Third, experts who we hire to provide testimony may have limited availability. For instance, we may think that they will testify in the afternoon on the first day of the trial, but if we are bumped, or the jury selection process takes all day, we may have to move their testimony into the next day. Unfortunately, they may not be available that day and rescheduling can be difficult. 

Court Costs and Fees 

Taking a case to trial necessarily entails certain costs. For instance, we need to pay the court filing fees when we submit a lawsuit or other documents.

Moreover, for a trial we will likely hire experts to help bolster your case. This may include the following:

  1. Medical Experts: These will testify as to whether your injuries could have been caused by the accident
  2. Economists: These experts can speak to wage losses resulting from your injuries
  3. Your Doctor: We may ask your doctor or treating provider(s) to testify that you are disabled and unable to work, as well as to confirm the extent of  your injuries
  4. Simulation / Video Experts: We work with OnPoint Productions and other companies to create video simulations of your accident, as well as day-in-the-life videos to show the jury how your injuries impact your daily activities.
  5. Accident Reconstruction Experts: We may hire accident reconstruction experts to analyze your case. Some of the folks we have worked with in the past include David Thornburg of Thorn Consulting Services, Chuck Lewis of Tech Recon Inc., Steve Harbinson of J Cameron Investigations, LLC, and Bryan Jorgenson, an expert in accident reconstruction based in Seattle.

These experts charge for their time and their fees will be deducted from the award you win at trial. This is an important cost to remember.

Verdicts: Liability vs. Damages 

When the jury deliberates, they have to deal with two separate questions.

First, they have to determine liability. In other words, is the defendant responsible for your injuries?

In a car accident case, for instance, this means determining who was at fault in causing the accident. In a medical malpractice, this means determining whether the doctor failed to follow the established standard of care in the course of your treatment.

Second, the jury has to determine damages. This means that once they’ve decided the defendant is liable, they have to agree on how much money the defendant should pay.

On both of these questions, ten of the twelve jurors have to agree in order to make a decision. That means if three jurors feel that the defendant is not liable, or feel that the damages should be lower, they can prevent the verdict we are hoping for. This is one of the reasons that trials can be very unpredictable.

Conclusion 

Trials are unpredictable. On the one hand, taking a case all the way to trial can result in a very high-value verdict.
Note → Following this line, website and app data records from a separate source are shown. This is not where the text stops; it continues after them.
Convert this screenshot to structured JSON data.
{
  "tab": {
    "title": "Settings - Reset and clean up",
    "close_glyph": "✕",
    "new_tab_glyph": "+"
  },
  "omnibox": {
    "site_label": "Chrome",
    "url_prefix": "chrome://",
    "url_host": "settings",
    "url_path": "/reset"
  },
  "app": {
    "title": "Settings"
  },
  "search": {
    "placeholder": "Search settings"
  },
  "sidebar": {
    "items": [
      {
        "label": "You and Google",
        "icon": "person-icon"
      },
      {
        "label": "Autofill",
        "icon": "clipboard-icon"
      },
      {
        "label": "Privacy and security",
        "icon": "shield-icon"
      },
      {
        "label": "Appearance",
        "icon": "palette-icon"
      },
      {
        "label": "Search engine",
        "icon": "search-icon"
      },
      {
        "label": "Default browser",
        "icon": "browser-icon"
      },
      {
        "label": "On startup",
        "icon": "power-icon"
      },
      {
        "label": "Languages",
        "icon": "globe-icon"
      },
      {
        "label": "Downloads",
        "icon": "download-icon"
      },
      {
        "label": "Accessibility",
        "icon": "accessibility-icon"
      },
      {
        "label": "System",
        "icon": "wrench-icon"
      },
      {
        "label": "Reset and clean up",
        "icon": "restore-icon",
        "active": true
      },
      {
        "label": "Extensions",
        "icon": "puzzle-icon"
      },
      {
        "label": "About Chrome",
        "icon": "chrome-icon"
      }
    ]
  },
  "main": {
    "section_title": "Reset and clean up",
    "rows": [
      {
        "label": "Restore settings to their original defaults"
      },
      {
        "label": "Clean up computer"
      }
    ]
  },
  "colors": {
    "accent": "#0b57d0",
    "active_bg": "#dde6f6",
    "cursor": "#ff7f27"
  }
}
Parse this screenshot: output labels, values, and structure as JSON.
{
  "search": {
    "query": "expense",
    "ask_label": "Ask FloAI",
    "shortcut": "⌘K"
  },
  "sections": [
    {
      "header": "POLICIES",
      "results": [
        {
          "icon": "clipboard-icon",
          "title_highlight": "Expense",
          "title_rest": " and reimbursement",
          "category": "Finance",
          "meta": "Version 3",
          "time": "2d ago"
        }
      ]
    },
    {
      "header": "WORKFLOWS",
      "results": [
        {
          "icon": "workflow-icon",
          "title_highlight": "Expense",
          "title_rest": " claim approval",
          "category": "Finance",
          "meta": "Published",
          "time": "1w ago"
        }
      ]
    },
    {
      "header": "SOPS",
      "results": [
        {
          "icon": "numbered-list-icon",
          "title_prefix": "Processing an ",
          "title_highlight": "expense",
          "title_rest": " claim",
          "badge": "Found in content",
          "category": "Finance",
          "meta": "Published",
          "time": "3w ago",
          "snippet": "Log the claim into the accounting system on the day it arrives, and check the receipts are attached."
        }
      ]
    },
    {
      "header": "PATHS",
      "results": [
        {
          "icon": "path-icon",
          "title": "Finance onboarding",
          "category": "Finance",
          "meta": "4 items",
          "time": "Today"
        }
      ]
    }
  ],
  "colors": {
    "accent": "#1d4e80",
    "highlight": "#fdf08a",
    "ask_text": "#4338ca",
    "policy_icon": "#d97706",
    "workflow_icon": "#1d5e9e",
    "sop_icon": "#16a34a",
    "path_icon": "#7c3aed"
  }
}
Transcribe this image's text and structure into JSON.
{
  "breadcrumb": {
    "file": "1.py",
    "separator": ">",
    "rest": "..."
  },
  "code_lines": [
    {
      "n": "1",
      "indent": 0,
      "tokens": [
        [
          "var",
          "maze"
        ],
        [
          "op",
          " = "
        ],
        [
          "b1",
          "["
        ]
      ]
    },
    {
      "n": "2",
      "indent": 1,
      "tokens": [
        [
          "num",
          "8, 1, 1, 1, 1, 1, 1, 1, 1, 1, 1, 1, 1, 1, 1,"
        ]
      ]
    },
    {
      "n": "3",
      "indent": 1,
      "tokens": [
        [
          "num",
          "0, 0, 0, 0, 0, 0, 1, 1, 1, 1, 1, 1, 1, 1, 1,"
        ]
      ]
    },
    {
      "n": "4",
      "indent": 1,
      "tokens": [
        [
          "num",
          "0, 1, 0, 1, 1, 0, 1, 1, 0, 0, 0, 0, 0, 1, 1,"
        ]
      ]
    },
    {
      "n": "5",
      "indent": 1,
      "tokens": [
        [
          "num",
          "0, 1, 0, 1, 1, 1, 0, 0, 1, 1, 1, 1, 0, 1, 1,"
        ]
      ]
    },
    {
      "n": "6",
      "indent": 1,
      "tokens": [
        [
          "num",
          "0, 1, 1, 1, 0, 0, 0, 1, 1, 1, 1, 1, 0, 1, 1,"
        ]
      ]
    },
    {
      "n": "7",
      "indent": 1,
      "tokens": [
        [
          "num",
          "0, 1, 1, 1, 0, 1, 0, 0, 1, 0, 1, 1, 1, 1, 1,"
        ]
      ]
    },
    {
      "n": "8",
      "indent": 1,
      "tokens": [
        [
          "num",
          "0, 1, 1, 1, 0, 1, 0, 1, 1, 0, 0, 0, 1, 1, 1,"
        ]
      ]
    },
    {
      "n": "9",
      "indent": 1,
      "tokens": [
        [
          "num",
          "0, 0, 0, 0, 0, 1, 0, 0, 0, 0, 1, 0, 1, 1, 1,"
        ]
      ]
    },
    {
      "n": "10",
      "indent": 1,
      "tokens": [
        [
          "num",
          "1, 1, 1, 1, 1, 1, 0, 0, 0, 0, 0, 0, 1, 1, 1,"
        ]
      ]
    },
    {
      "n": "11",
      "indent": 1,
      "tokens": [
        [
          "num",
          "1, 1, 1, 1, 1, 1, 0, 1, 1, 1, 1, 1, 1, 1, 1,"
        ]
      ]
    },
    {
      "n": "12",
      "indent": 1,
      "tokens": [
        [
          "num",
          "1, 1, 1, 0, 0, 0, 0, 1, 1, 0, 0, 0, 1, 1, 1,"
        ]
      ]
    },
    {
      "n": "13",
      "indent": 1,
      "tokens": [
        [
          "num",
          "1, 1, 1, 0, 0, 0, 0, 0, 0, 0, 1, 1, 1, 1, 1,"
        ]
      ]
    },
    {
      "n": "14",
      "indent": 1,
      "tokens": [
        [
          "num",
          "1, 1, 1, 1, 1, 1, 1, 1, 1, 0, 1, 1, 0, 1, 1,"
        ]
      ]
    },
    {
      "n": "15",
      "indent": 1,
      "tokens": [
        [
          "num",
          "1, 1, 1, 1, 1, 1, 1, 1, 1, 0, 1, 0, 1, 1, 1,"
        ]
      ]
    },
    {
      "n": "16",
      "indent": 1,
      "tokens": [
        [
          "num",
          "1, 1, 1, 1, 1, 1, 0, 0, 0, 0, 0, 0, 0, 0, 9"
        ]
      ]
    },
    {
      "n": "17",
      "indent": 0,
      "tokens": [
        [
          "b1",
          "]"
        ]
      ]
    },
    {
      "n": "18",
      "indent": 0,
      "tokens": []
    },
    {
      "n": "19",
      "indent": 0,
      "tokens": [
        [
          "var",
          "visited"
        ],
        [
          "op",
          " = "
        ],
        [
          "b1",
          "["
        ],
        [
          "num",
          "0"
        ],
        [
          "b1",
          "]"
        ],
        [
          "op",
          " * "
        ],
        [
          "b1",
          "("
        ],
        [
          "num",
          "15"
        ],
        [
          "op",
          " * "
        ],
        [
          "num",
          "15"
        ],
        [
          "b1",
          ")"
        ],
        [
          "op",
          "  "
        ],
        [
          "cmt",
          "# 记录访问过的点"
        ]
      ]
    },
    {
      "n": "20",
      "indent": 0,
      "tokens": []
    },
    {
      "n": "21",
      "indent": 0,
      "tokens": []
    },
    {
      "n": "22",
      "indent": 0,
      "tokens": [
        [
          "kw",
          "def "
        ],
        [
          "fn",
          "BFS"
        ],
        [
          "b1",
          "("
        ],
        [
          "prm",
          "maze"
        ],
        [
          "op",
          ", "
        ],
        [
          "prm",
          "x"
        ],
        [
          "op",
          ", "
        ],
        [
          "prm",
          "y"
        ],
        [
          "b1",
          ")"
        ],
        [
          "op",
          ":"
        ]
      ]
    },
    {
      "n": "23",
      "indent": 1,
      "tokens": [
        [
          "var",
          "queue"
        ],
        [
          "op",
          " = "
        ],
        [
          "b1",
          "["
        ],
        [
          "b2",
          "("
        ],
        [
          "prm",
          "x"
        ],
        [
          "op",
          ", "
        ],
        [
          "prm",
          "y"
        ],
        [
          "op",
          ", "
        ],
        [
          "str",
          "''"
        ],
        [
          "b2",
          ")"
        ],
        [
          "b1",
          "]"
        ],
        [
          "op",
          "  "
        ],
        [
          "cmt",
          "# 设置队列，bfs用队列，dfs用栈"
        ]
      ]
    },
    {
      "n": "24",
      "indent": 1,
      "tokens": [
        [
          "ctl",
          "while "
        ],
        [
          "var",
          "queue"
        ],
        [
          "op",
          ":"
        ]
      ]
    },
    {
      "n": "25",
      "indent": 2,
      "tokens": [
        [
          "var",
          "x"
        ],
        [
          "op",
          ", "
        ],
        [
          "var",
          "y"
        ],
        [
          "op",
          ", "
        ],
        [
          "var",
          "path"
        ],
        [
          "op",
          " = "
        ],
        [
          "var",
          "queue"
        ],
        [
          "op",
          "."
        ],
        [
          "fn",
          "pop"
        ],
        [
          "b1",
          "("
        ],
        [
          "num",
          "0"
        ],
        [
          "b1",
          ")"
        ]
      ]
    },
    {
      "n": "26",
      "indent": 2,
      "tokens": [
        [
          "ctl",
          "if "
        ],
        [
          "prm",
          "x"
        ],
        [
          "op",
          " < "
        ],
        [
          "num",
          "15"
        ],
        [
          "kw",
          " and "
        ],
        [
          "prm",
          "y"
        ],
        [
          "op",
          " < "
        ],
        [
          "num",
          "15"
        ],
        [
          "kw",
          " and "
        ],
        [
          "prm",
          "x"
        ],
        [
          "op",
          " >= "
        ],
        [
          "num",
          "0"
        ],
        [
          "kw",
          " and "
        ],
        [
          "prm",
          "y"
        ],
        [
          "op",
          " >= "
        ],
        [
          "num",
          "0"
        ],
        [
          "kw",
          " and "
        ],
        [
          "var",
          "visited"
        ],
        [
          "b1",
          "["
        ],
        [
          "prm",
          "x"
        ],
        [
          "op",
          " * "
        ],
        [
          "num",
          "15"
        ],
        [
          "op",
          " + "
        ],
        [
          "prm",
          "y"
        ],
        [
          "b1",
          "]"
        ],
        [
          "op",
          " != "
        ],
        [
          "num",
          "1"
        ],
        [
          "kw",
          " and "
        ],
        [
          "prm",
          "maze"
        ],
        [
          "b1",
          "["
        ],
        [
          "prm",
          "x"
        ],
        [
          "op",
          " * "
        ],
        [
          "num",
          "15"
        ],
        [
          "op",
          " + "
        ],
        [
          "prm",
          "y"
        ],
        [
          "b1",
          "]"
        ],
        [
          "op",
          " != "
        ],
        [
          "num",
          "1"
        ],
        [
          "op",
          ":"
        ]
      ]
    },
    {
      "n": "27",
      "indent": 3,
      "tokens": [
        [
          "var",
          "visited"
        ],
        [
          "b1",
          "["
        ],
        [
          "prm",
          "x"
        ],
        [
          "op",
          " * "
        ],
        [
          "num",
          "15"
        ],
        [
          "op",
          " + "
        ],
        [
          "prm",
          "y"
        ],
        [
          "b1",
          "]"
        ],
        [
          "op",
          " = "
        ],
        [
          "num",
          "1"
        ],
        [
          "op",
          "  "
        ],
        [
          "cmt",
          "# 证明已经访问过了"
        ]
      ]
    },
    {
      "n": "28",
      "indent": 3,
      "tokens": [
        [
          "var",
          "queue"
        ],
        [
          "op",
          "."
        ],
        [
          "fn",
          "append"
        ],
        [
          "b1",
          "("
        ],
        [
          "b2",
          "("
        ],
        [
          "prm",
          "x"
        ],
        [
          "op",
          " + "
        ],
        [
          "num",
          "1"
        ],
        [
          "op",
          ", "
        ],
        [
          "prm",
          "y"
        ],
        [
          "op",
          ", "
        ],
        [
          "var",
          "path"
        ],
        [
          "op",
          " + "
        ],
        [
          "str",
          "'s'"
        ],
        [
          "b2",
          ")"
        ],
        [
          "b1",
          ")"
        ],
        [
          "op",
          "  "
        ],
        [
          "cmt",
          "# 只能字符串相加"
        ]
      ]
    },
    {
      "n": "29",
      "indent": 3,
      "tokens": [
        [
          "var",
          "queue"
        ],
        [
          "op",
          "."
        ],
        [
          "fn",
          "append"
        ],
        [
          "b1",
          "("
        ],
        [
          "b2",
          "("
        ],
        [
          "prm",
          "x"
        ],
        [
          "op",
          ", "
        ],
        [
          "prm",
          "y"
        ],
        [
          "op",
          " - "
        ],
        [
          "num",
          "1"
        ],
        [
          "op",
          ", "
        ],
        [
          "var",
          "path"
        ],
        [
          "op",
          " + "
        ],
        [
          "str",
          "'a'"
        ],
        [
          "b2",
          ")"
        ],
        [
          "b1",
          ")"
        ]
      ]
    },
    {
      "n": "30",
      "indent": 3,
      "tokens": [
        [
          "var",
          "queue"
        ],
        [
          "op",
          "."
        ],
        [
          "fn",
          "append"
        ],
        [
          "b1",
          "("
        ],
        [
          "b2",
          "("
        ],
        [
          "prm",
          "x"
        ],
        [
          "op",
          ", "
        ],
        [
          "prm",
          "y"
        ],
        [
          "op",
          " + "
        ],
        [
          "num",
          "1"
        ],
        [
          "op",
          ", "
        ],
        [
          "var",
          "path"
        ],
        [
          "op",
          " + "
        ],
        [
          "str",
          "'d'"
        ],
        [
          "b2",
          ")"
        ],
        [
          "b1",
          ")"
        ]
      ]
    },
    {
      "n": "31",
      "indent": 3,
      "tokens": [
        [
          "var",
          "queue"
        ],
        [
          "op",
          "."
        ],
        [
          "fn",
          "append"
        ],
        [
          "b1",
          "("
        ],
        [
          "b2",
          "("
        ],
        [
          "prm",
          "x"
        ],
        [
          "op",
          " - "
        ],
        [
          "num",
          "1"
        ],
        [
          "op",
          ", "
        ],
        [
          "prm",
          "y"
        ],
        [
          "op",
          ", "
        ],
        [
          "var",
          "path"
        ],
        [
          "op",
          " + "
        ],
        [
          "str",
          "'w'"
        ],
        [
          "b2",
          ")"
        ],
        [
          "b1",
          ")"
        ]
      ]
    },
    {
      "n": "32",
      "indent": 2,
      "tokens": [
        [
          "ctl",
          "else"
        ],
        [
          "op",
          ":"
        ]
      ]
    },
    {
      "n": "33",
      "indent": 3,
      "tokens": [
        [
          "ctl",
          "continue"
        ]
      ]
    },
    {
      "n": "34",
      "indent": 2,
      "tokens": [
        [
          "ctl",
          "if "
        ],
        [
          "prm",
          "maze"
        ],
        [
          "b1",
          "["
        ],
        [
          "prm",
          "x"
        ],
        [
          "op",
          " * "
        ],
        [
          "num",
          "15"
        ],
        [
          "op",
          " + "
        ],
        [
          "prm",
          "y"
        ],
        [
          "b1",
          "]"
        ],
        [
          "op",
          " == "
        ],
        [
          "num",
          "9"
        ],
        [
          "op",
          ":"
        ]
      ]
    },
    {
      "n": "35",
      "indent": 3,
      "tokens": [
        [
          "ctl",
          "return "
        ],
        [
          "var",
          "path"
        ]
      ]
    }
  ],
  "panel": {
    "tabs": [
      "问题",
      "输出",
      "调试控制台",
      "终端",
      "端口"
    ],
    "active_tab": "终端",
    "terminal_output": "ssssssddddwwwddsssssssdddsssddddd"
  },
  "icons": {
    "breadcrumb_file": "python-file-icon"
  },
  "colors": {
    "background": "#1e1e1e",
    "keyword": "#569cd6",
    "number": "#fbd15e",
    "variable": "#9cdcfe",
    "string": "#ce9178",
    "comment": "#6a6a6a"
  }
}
On the other hand, there is a risk that the jury does not see things your way, and you could be left with nothing.

We will stand with you throughout your case, and fight for the maximum recovery possible under the law. If you take your case to trial, we will be right beside you.